Neither of the two were physically imposing off the mound or overpowering on it. And so, the mild-mannered Braves pitching duo of unassuming Greg Maddux and eloquent Tom Glavine didn’t project nastiness that made first-ballot Hall of Famers like Nolan Ryan or Bob Gibson so revered.

But those who played alongside Maddux and Glavine in Atlanta saw sides of their personalities not often revealed publicly. Toughness and intensity to go with all that keen intellect. Traits that helped make each a multiple Cy Young Award winner and will surely make each a first-ballot inductee at Cooperstown when the next Hall of Fame class is announced Wednesday at 2 p.m.

Maddux and Glavine are expected to head up a heavily Braves-flavored Cooperstown class that could have three or four elected players – Frank Thomas and Craig Biggio are also considered strong candidates – to go with the three retired managers who were already selected including Bobby Cox, the skipper in Atlanta for 25 years including the 1993-2002 period when Maddux and Glavine combined for 347 wins.

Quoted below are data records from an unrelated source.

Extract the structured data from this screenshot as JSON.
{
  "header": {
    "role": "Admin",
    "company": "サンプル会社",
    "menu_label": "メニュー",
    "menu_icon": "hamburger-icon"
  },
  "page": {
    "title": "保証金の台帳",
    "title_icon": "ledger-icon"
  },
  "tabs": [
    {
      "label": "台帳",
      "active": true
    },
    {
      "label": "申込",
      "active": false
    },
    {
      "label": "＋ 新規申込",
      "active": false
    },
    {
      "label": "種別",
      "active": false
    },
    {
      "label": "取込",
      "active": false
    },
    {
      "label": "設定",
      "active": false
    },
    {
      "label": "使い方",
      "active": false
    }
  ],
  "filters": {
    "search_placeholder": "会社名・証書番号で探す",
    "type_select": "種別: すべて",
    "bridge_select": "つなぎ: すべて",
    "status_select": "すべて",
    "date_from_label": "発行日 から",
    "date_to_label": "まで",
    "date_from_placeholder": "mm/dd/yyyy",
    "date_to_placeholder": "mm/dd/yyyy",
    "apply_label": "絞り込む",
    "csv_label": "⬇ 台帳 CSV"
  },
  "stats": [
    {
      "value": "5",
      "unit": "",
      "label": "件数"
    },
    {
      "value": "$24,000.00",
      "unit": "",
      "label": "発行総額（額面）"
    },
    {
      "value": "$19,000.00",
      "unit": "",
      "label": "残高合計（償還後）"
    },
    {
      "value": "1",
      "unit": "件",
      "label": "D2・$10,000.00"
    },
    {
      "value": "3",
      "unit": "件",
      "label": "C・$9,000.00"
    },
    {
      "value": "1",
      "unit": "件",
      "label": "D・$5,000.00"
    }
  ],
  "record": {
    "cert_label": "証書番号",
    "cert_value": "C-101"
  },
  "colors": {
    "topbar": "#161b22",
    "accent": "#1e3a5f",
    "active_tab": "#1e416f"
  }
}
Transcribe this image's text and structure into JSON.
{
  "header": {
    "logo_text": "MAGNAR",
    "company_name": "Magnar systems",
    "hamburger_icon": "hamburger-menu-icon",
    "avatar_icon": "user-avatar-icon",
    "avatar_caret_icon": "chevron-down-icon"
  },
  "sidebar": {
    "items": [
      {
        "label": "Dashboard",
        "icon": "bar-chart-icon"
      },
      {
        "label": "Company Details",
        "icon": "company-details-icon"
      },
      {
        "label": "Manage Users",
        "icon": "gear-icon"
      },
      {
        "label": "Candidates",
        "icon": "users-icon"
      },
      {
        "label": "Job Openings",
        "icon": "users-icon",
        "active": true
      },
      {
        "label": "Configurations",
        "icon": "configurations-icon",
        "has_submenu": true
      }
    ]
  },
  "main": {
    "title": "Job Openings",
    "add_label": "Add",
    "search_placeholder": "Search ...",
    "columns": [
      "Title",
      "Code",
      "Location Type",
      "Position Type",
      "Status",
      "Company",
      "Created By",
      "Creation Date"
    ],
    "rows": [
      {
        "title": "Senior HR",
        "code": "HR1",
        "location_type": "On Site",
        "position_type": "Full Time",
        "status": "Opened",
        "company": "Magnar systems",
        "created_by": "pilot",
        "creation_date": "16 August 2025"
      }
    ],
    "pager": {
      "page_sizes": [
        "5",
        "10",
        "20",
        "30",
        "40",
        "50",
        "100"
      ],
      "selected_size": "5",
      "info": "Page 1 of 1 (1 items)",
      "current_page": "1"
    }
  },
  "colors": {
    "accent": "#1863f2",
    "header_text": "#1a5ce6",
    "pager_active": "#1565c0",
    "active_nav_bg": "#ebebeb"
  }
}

Maddux got 194 of his 355 career wins and three of four
consecutive Cy Young Awards during 11 seasons with the Braves after coming over from the Cubs. Widely regarded as one of the greatest pitchers in MLB history, “Mad Dog” could seriously threaten the record for highest percentage of Hall of Fame votes -- Tom Seaver’s 98.84 percent in 1992.

“You’ve got to be an idiot not to have (Maddux) as a unanimous pick,” said Leo Mazzone, the former Braves pitching coach. “The greatest control of any pitcher I’ve ever seen. He put it on a gnat’s ass better than anybody I’ve ever seen.”

No one has ever been a unanimous pick by the Baseball Writers Association of America -- an absurd fact. Not Babe Ruth (95.1 percent), not Willie Mays (94.7), not Hank Aaron (97.8), not Ted Williams (93.4), not anybody. And yes, as a BBWAA member, I find that embarrassing.